Oil prices were up about 1 percent, bolstered by confidence that top exporters will this week agree to extend supply curbs, with suggestions that the cuts could even be deepened. [O/R]
Both benchmarks, Brent crude and U.S. light crude, have climbed more than 10 percent from lows hit earlier this month.
President Donald Trump visited Saudi Arabia over the weekend, on his first foreign trip since taking office and one that the White House hopes will shift the focus away from domestic controversies such as his firing of a former FBI head last week and reports of his administration’s links to Russia.
The central achievement of Trump’s visit was nearly $110 billion in deals sealed on Saturday in which Riyadh will buy U.S. arms to help it counter Iran, with options running as high as $350 billion over 10 years.
Shares of defense firms such as General Dynamics (GD.N), Raytheon (RTN.N), Boeing (BA.N) and Lockheed Martin (LMT.N) were up between 1.1 percent and 3 percent in premarket trading and were among the top S&P 500 movers before the bell.
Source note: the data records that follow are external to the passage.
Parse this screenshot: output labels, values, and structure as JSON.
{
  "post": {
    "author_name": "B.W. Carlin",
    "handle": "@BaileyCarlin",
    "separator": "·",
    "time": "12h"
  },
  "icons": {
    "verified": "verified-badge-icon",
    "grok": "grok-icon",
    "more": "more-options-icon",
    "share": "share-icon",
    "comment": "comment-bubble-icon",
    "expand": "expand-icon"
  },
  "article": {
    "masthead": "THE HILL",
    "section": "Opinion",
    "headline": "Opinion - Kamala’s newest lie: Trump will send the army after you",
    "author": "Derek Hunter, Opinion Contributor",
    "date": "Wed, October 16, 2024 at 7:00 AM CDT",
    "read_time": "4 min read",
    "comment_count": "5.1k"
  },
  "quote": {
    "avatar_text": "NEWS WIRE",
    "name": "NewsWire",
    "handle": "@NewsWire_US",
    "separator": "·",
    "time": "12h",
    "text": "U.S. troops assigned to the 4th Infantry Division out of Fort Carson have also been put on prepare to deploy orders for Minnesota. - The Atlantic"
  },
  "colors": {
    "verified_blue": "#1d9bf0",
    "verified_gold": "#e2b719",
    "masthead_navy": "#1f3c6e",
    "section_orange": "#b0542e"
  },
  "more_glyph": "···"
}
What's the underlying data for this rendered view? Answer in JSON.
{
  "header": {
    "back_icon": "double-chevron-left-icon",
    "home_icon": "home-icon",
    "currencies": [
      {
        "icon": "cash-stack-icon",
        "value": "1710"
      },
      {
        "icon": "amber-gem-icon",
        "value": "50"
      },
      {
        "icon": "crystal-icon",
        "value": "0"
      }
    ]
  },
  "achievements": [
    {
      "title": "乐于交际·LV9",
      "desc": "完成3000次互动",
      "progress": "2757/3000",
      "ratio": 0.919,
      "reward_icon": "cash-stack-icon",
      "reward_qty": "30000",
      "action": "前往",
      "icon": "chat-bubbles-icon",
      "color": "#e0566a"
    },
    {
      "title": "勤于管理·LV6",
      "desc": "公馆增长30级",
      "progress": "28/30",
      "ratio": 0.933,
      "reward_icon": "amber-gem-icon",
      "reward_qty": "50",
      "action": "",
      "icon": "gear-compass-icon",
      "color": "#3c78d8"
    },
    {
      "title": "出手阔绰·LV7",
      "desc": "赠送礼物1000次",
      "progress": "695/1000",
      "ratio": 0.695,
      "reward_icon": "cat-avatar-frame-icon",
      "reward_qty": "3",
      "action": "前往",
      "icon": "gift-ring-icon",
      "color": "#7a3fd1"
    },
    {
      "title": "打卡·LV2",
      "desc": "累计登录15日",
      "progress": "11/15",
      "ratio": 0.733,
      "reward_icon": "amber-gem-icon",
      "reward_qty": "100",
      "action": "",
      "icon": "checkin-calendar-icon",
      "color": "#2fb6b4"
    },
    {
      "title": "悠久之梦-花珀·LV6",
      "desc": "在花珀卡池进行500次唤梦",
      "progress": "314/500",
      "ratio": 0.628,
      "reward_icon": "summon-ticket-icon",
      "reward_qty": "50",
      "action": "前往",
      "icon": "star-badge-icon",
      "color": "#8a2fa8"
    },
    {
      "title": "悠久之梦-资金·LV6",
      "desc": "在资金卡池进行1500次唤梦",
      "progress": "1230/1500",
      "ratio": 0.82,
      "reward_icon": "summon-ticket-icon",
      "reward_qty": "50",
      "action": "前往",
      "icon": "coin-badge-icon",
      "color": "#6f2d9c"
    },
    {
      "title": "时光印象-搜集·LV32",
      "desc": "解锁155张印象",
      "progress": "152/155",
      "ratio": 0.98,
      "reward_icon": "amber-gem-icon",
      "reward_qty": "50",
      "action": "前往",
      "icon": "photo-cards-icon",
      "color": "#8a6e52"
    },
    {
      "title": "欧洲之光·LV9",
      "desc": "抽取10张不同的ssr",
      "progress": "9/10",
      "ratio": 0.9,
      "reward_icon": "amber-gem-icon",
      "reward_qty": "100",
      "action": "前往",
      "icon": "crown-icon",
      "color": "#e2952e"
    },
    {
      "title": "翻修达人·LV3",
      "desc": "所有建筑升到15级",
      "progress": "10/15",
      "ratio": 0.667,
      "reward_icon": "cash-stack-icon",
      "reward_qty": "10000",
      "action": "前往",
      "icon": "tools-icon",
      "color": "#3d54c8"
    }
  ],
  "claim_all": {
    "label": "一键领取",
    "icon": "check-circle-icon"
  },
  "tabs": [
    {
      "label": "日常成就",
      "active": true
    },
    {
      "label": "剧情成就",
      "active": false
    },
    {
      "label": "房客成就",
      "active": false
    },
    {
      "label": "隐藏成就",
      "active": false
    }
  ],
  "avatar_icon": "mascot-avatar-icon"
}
“While the headlines of the Trump visit are overshadowing the geopolitical and domestic political concerns, oil prices are moving higher … on OPEC expectations,” Peter Cardillo, chief market economist at First Standard Financial wrote in a note.
“We see a cautious trading session ahead as investors warm up to commodities.”
Dow e-minis 1YMc1 were up 28 points, or 0.13 percent, with 20,888 contracts changing hands at 8:30 a.m. ET.
S&P 500 e-minis ESc1 were up 1.75 points, or 0.07 percent, with 136,691 contracts traded.
Nasdaq 100 e-minis NQc1 were up 4 points, or 0.07 percent, on volume of 26,056 contracts.
Wall Street ended lower last week on concerns about the political storm surrounding Trump’s presidency, with investors fretting if Trump will be able to fulfill campaign promises for fiscal stimulus and tax reform.
Many investors saw the policy promises as a key reason for the rally in U.S. stocks since his election win in November.
While the political developments in Washington continue to play on investors’ minds, sentiment has been bolstered by the strong quarterly earnings season.
Corporate reports show that, overall, earnings for S&P 500 companies increased 15.1 percent in the first quarter, their best showing since 2011, according to Thomson Reuters I/B/E/S.
Amgen (AMGN.O) fell 2.6 percent to $152.50 after the company and UCB SA (UCB.BR) said they no longer expect their experimental osteoporosis drug to win U.S. approval this year.
Ford (F.N) was up 2.6 percent at $11.15 after the automaker said it would replace its chief executive in response to investors’ growing unease over its stock performance and prospects.
Huntsman (HUN.N) rose 6.7 percent to $28.50 after the company said it and Swiss Clariant (CLN.S) are combining to create a chemical manufacturer with a market value of over than $14 billion.